Girl power

27 July 2015
Girl power

There have been famous women in sports for many years. Although they tried to serve their country through sports, they have experienced criticism rather than praise. In addition, they have received little support from their families and many veteran sports women face hardship after they retire.
Myanmar society often appears to have a skewed view of sports women, some people being derogatory in claiming they are lesbians, and being looked down on. They are also regarded as inferiors by their families and community, and in some cases, a number of sports women have had to break from their families.
“My parents beat me when I played football in my childhood. However, I played with my cousin,” said Myanmar National Women’s Football Team’s selection and favourite footballer Than Than Htwe.
She chose the profession as she loved playing football. Than Than Htwe was selected to play for the Myanmar National Women’s Football Team in the 2001 Malaysian SEA Games. She has already won nearly 20 silver and bronze medals representing the country. 
Myanmar sport women have had to struggle for years and often found they could not even afford to buy sport equipment. Myanmar’s famous track and field champion, Pa Pa, was the focus of international media when she took part in a track and field contest without wearing shoes.
“I did not intentionally make myself popular. I feel more free. It is convenient and comfortable without shoes. I trained without shoes before I could afford to buy them,” said Pa Pa, who entered the sports world in 1993 and became a national champion when she was just 13. 

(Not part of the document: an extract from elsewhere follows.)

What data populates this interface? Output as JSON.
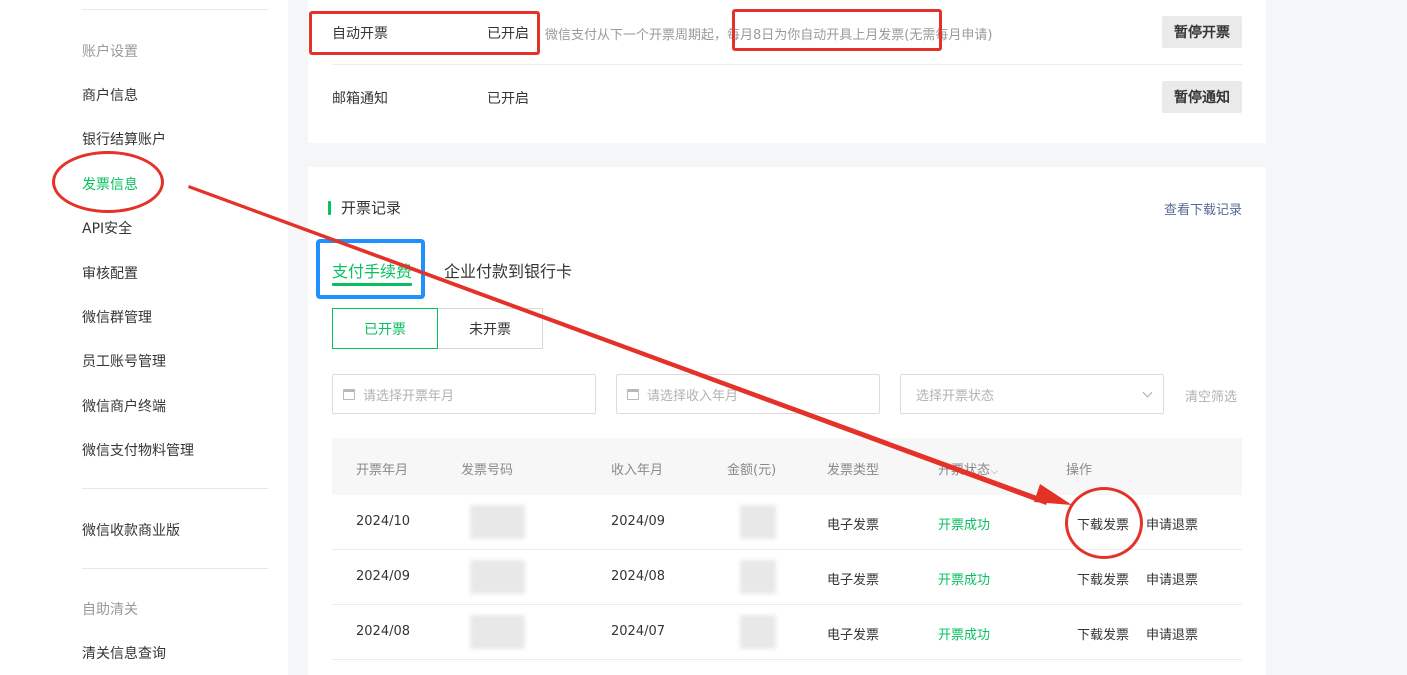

Typical women
Many people regard sports women as strong and not fitting society’s views of how women should perform. 
“I admired other girls going around with beautiful dresses. But I have contented myself that living such a style is not appropriate with my profession. Actually, I am satisfied with my life,” said footballer Than Than Htwe.
Myanmar Wushu champion Sandi Oo said, “When I leave sports, I want to become a make-up artist.” She is now 21-year-old and became a Myanmar Wushu player when she was just eight years old. 
A common perception is that romance does not favour Myanmar women champions as their entire lives are devoted to sports. 
“I have no sweetheart. As they could not understand my life, our ties will not last long. Only my colleagues and coaches are my companions,” said Than Than Htwe.
Sandi Oo said, “I do not have a lover and I cannot consider marriage life as we have to join a long-term training camp, I often fail to join in social affairs.”
Fan support 
After Myanmar sport teams have gained success in the local and international arenas, sports women win the support of fans, an important motivator. 
“I was happy when a man showed me a tattoo of my picture on his body,” said Than Than Htwe who won great praise from football fans in the 2013 SEA Games.
Sandi Oo also said she appreciates the support of her fans through Facebook.
Myanmar sports women have to exert more effort than men by trying harder to gain success for their country. However, the salaries of Myanmar sports women are much lower than those of men. This situation needs to change. 
Many Myanmar sport women have stood out in history. Jenifer Tin Lay, Khin Khin Htwe, Khaing Khaing Maw are some examples. However, a new generation of Myanmar sports women need both physical and mental support from people across the country. 
This Article first appeared in the July 23, 2015 edition of Mizzima Weekly.
Mizzima Weekly is available in print in Yangon through Innwa Bookstore and through online subscription at